Employer-assisted housing benefits, in the form of forgivable loans, grants, matched savings plans, financial counseling or home buyer education, have proven to be effective at helping working individuals purchase and keep their homes.
That was one of the messages delivered at the Bring Workers Home forum held today in Boise, Idaho. During the daylong event, sponsored by the National Association of Realtors® and the National Housing Conference, Realtors® joined local and state housing leaders to discuss employer-assisted housing strategies and how to help more working families find affordable, decent housing near their workplaces.
“Realtors® build communities and know that homeownership is still out of reach for many working individuals,” said NAR President Vicki Cox Golder, owner of Vicki L. Cox & Associates in Tucson, Ariz. “Bringing together housing experts to discuss solutions to this critical issue is a crucial first step to helping more working families purchase and keep their homes.”
At a morning panel discussion experts talked about the region’s growing need for affordable workforce housing and how employer-assisted housing benefits can help communities meet those needs. Finding affordable housing is especially difficult for many low- to moderate-income workers such as emergency personnel, teachers, retail clerks, hospitality staff and office employees, who live in high-cost areas and whose salaries have not kept pace with home prices.
During lunch, forum keynote speaker Craig Nolte of the Federal Reserve Bank of San Francisco, told attendees about the benefits of affordable workforce housing and its impact on communities.

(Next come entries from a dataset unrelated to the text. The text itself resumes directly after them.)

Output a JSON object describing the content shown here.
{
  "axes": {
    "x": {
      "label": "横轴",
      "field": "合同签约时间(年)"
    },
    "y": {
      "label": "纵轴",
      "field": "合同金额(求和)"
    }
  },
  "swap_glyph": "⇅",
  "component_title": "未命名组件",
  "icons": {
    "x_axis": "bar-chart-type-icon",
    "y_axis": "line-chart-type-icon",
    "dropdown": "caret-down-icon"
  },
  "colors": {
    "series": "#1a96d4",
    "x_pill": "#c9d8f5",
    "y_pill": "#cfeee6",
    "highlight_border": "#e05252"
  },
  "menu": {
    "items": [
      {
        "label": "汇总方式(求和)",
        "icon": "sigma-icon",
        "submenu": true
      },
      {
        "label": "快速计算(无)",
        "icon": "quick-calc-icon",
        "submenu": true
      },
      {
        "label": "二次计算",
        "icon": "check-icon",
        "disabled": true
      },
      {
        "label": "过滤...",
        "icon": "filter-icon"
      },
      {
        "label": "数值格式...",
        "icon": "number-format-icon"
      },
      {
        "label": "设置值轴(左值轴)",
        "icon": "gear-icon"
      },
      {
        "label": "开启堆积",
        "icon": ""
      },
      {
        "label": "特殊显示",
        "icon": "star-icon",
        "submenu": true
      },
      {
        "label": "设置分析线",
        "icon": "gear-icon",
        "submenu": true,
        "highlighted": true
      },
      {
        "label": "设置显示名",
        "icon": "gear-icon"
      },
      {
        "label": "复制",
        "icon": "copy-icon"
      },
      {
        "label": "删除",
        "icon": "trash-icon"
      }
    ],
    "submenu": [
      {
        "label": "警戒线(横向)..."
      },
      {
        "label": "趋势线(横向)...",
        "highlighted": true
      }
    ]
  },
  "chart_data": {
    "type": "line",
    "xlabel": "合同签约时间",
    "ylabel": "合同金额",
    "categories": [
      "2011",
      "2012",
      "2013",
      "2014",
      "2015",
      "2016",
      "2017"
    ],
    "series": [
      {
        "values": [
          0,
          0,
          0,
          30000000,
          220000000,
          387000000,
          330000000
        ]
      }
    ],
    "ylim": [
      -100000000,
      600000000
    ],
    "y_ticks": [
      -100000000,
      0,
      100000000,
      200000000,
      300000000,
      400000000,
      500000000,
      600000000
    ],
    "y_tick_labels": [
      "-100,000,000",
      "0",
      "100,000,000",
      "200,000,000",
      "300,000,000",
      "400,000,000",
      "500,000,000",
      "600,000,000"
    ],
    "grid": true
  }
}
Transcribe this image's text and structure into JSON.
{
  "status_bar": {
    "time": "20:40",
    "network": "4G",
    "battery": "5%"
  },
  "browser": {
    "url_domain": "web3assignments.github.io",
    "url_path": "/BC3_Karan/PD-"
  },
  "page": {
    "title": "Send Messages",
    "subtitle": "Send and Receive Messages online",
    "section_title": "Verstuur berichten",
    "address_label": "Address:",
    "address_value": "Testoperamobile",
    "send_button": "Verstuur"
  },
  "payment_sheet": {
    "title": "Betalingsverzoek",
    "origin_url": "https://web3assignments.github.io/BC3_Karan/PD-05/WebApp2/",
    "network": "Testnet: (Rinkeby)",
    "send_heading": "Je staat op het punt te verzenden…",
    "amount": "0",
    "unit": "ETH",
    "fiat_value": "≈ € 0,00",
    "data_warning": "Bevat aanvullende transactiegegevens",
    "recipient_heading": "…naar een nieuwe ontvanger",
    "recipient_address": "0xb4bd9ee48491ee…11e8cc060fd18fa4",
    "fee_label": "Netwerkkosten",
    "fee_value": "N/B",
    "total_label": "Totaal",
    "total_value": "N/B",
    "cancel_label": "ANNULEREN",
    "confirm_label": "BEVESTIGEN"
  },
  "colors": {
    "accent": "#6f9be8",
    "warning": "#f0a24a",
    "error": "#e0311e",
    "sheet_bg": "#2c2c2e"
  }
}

Research has shown that these benefits can help improve employer recruitment and retention and reduce training costs as well as improve employee morale and productivity and make communities stronger.
An afternoon panel shared case studies of successful employer-assisted housing programs in California, Idaho, Washington and Wyoming that are helping working families reach their goals of homeownership.
Other speakers at the forum were Mayor David Bieter, city of Boise; Linda Davis, Copper Basin Construction Inc.; Samantha DeKoven, Metropolitan Planning Council; Mark Ellerbrook, city of Seattle, Wendy Furth, National Association of Realtors® Liaison for Housing and Diversity; David Haney, Wyoming Community Development Authority; Jim Johnston, National Association of Realtors® Regional Vice President for Region 12 (Pacific Northwest); Craig Nolte, Federal Reserve Bank of San Francisco; Julie Spezia, Housing California; and Chris Venne, Community Frameworks.
Forum attendees included Realtor® associations and their Realtor® members, business leaders, housing and community development professionals, city council members and other elected and appointed officials, as well as human resource and employee benefit professionals.
A similar forum was held several weeks ago in Philadelphia, where attendees shared successful employer-assisted housing strategies in New York, Delaware, Maryland, New Jersey, Pennsylvania and Washington, D.C. For more than 75 years, the nonprofit National Housing Conference has been the nation’s premier public policy and housing advocacy organization. To learn more about the National Housing Conference and its nonprofit research affiliate, the Center for Housing Policy, please go to www.nhc.org.
By Sara Weis for National Association of Realtors, December 3, 2009